§ TASK INSTRUCTIONS: Report every line of the entries that contains the word "prep".

═══ PROVIDED ENTRIES

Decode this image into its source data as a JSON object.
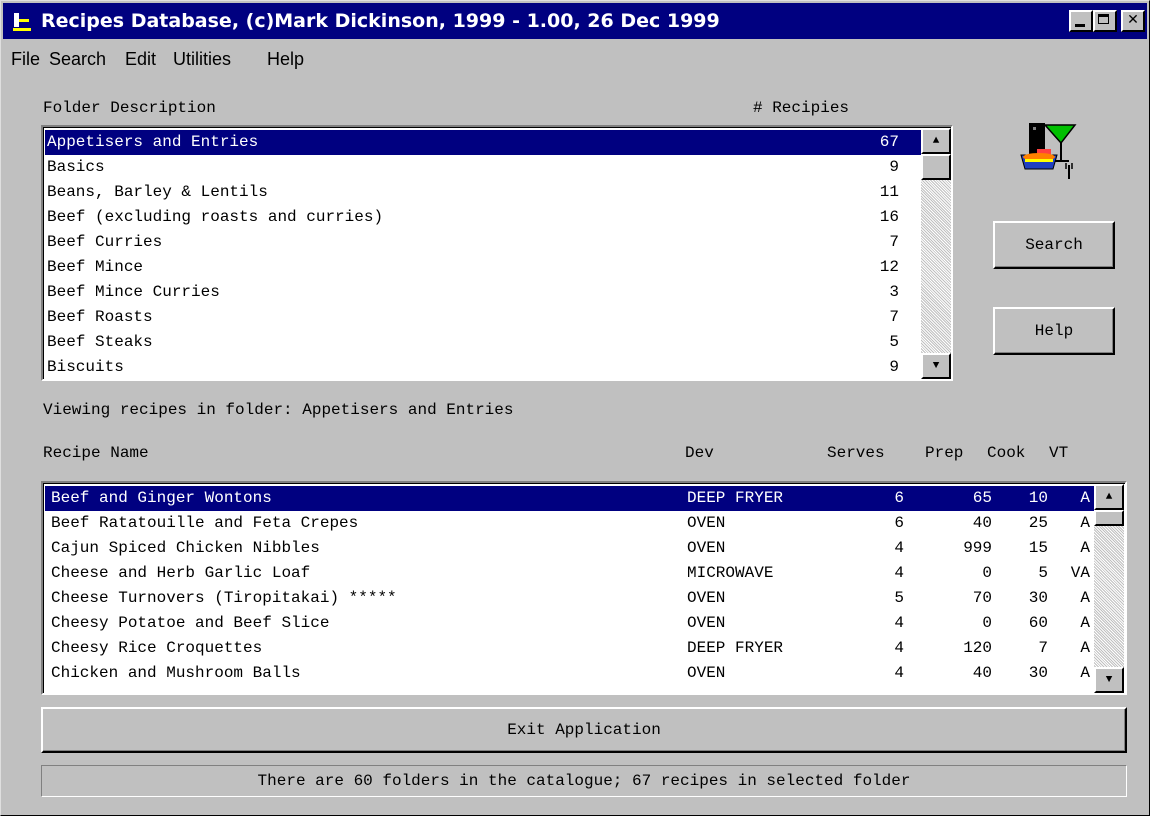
{
  "window": {
    "title": "Recipes Database, (c)Mark Dickinson, 1999 - 1.00, 26 Dec 1999",
    "controls": [
      "minimize-icon",
      "maximize-icon",
      "close-icon"
    ],
    "close_glyph": "✕"
  },
  "menu": [
    "File",
    "Search",
    "Edit",
    "Utilities",
    "Help"
  ],
  "folders": {
    "header_description": "Folder Description",
    "header_count": "# Recipies",
    "rows": [
      {
        "name": "Appetisers and Entries",
        "count": "67"
      },
      {
        "name": "Basics",
        "count": "9"
      },
      {
        "name": "Beans, Barley & Lentils",
        "count": "11"
      },
      {
        "name": "Beef (excluding roasts and curries)",
        "count": "16"
      },
      {
        "name": "Beef Curries",
        "count": "7"
      },
      {
        "name": "Beef Mince",
        "count": "12"
      },
      {
        "name": "Beef Mince Curries",
        "count": "3"
      },
      {
        "name": "Beef Roasts",
        "count": "7"
      },
      {
        "name": "Beef Steaks",
        "count": "5"
      },
      {
        "name": "Biscuits",
        "count": "9"
      }
    ],
    "selected_index": 0
  },
  "buttons": {
    "search": "Search",
    "help": "Help",
    "exit": "Exit Application"
  },
  "viewing_label": "Viewing recipes in folder: Appetisers and Entries",
  "recipes": {
    "headers": {
      "name": "Recipe Name",
      "dev": "Dev",
      "serves": "Serves",
      "prep": "Prep",
      "cook": "Cook",
      "vt": "VT"
    },
    "rows": [
      {
        "name": "Beef and Ginger Wontons",
        "dev": "DEEP FRYER",
        "serves": "6",
        "prep": "65",
        "cook": "10",
        "vt": "A"
      },
      {
        "name": "Beef Ratatouille and Feta Crepes",
        "dev": "OVEN",
        "serves": "6",
        "prep": "40",
        "cook": "25",
        "vt": "A"
      },
      {
        "name": "Cajun Spiced Chicken Nibbles",
        "dev": "OVEN",
        "serves": "4",
        "prep": "999",
        "cook": "15",
        "vt": "A"
      },
      {
        "name": "Cheese and Herb Garlic Loaf",
        "dev": "MICROWAVE",
        "serves": "4",
        "prep": "0",
        "cook": "5",
        "vt": "VA"
      },
      {
        "name": "Cheese Turnovers (Tiropitakai) *****",
        "dev": "OVEN",
        "serves": "5",
        "prep": "70",
        "cook": "30",
        "vt": "A"
      },
      {
        "name": "Cheesy Potatoe and Beef Slice",
        "dev": "OVEN",
        "serves": "4",
        "prep": "0",
        "cook": "60",
        "vt": "A"
      },
      {
        "name": "Cheesy Rice Croquettes",
        "dev": "DEEP FRYER",
        "serves": "4",
        "prep": "120",
        "cook": "7",
        "vt": "A"
      },
      {
        "name": "Chicken and Mushroom Balls",
        "dev": "OVEN",
        "serves": "4",
        "prep": "40",
        "cook": "30",
        "vt": "A"
      }
    ],
    "selected_index": 0
  },
  "status": "There are 60 folders in the catalogue; 67 recipes in selected folder",
  "colors": {
    "selection": "#000080",
    "titlebar": "#000080",
    "face": "#c0c0c0"
  }
}
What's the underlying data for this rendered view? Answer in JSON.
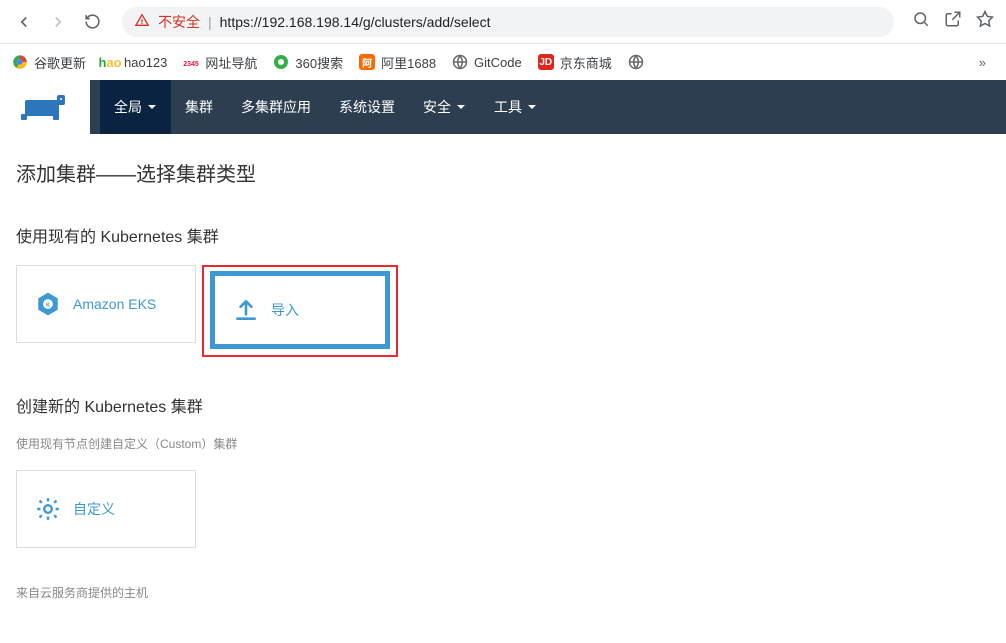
{
  "browser": {
    "insecure_label": "不安全",
    "url": "https://192.168.198.14/g/clusters/add/select"
  },
  "bookmarks": [
    {
      "label": "谷歌更新",
      "color": "#4285f4"
    },
    {
      "label": "hao123",
      "color": "#f8be30"
    },
    {
      "label": "网址导航",
      "color": "#3cba54"
    },
    {
      "label": "360搜索",
      "color": "#33b045"
    },
    {
      "label": "阿里1688",
      "color": "#ff6a00"
    },
    {
      "label": "GitCode",
      "color": "#666"
    },
    {
      "label": "京东商城",
      "color": "#e1251b"
    }
  ],
  "nav": {
    "global": "全局",
    "items": [
      "集群",
      "多集群应用",
      "系统设置",
      "安全",
      "工具"
    ]
  },
  "page": {
    "title": "添加集群——选择集群类型",
    "section1_title": "使用现有的 Kubernetes 集群",
    "card_eks": "Amazon EKS",
    "card_import": "导入",
    "section2_title": "创建新的 Kubernetes 集群",
    "section2_subtitle": "使用现有节点创建自定义（Custom）集群",
    "card_custom": "自定义",
    "footer": "来自云服务商提供的主机"
  }
}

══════

§ SOLUTION TO THE EXERCISE:
      "prep": "Prep",
        "prep": "65",
        "prep": "40",
        "prep": "999",
        "prep": "0",
        "prep": "70",
        "prep": "0",
        "prep": "120",
        "prep": "40",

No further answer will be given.